Oatmeal also is considered one of those “healthy” foods. According to current health knowledge, oatmeal can lower blood cholesterol and may even reduce the risk of heart disease when combined with a low-fat diet. Oatmeal, thanks to its high content of complex carbohydrates and water-soluble fiber, slows digestion and stabilizes blood-glucose levels, as well as containing more Vitamin B than other such “porridges.”
Well, all this info is well and good, but I felt I was leaving out a large segment of the porridge population — grits and Cream of Wheat.
You see, when I started to ask people what their favorite breakfast food was, I came up with answers such as sausage and biscuits, biscuits with just about anything on them, and biscuits with gravy. One fella said that although he usually just grabbed a Pop Tart, his favorite breakfast was country ham, eggs, gravy and — of course, a biscuit.
Yep. Biscuits. Not a surprise. Oatmeal didn’t show up any where in the bunch.
So, I decided to change my question.
What do you like better for breakfast, I asked, oatmeal, grits or Cream of Wheat?
I got’em there, didn’t I?
Keeping you in suspense to the answers I got just a little bit longer, let me tell you a little something about grits and Cream of Wheat.
Grits, a perennial Southern favorite, comes from Native American origin. It is made from ground corn or sometimes even alkali-treated corn or hominy.
Grits can be either yellow or white, depending on the color of the corn used.
Grits usually are eaten with salt and butter or sugar. They are usually served with sausage, biscuits and gravy. Instead of water, sometimes they are made with milk.
According to my research, 75 percent of all grits sold are sold in the South. In 2002, Georgia made grits its official prepared food.
Additional research led me to Cream of Wheat. It also is a porridge and first made in the United States in 1893 by wheat millers in Grand Forks, N.D. It has a similar texture to grits, but made with wheat kernels (ground ones) instead of ground corn. The product made its debut at the 1893 World's Columbian Exposition in Chicago.
Cream of Wheat can also be made with either water or milk, stirring in farina until thickened.
Addig fruit to any of these “hot” cereals is common, in addition to nuts. One lady I know doesn’t like oatmeal at all, unless it has peaches mixed in with it.

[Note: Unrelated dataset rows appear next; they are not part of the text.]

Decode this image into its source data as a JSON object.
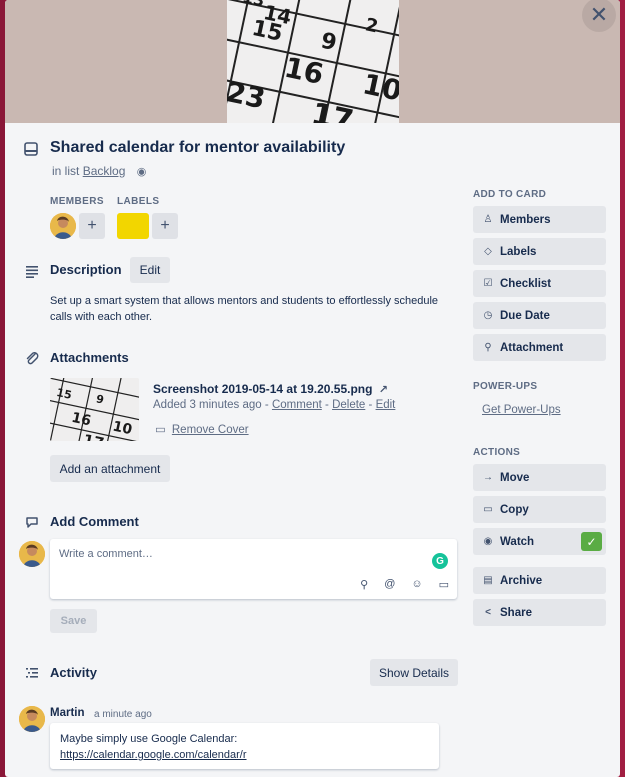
{
  "card": {
    "title": "Shared calendar for mentor availability",
    "in_list_prefix": "in list",
    "list_name": "Backlog",
    "close_icon": "close-icon",
    "close_glyph": "✕"
  },
  "members": {
    "label": "MEMBERS",
    "add": "+"
  },
  "labels": {
    "label": "LABELS",
    "add": "+",
    "label_color": "#f2d600"
  },
  "description": {
    "title": "Description",
    "edit_label": "Edit",
    "text": "Set up a smart system that allows mentors and students to effortlessly schedule calls with each other."
  },
  "attachments": {
    "title": "Attachments",
    "file_name": "Screenshot 2019-05-14 at 19.20.55.png",
    "added": "Added 3 minutes ago",
    "sep": "-",
    "comment_link": "Comment",
    "delete_link": "Delete",
    "edit_link": "Edit",
    "remove_cover": "Remove Cover",
    "add_button": "Add an attachment"
  },
  "comment": {
    "title": "Add Comment",
    "placeholder": "Write a comment…",
    "save_label": "Save",
    "grammarly": "G"
  },
  "activity": {
    "title": "Activity",
    "show_details": "Show Details",
    "author": "Martin",
    "time": "a minute ago",
    "text": "Maybe simply use Google Calendar:",
    "link": "https://calendar.google.com/calendar/r"
  },
  "sidebar": {
    "add_to_card": "ADD TO CARD",
    "members": "Members",
    "labels": "Labels",
    "checklist": "Checklist",
    "due_date": "Due Date",
    "attachment": "Attachment",
    "power_ups": "POWER-UPS",
    "get_power_ups": "Get Power-Ups",
    "actions": "ACTIONS",
    "move": "Move",
    "copy": "Copy",
    "watch": "Watch",
    "archive": "Archive",
    "share": "Share"
  },
  "colors": {
    "accent_green": "#5aac44",
    "grammarly": "#15c39a"
  }
}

In my research, I discovered that Cream of Wheat also often is used as the first solid food for babies here in the U.S.
OK. I’ve kept you in suspense long enough.
Few people liked grits either, even if they were from the South.
In fact, I seem to be the only one who likes these porridge type meals. Must be my austere German heritage, I’m a-guessin’.
The other mistake I have been making all these years is that I thought that grits and Cream of Wheat were basically the same type of food — interchangeable, so to speak. If you were from the North you ate Cream of Wheat and mixed it with sugar and milk, more like cereal. But, if you were in the South, you ate grits and fixed it with butter and salt, more like, well, grits.
And anyone who admitted to liking and eating grits, also added a caveat — only with other food, like bacon, eggs, gravy and of course, biscuits.
Well, I still like eating my stable breakfast food of oatmeal and fruit. I will continue for a while. I’m like that. When I like something, I stick with it — until I get bored, that is. I have been known to be a tad fickle.
In fact, all this talk of oatmeal and grits and Cream of Wheat is making me a bit bored.
What to do now?
I hate being bored above just about anything else.
What else could there possibly be on the menu for breakfast tomorrow?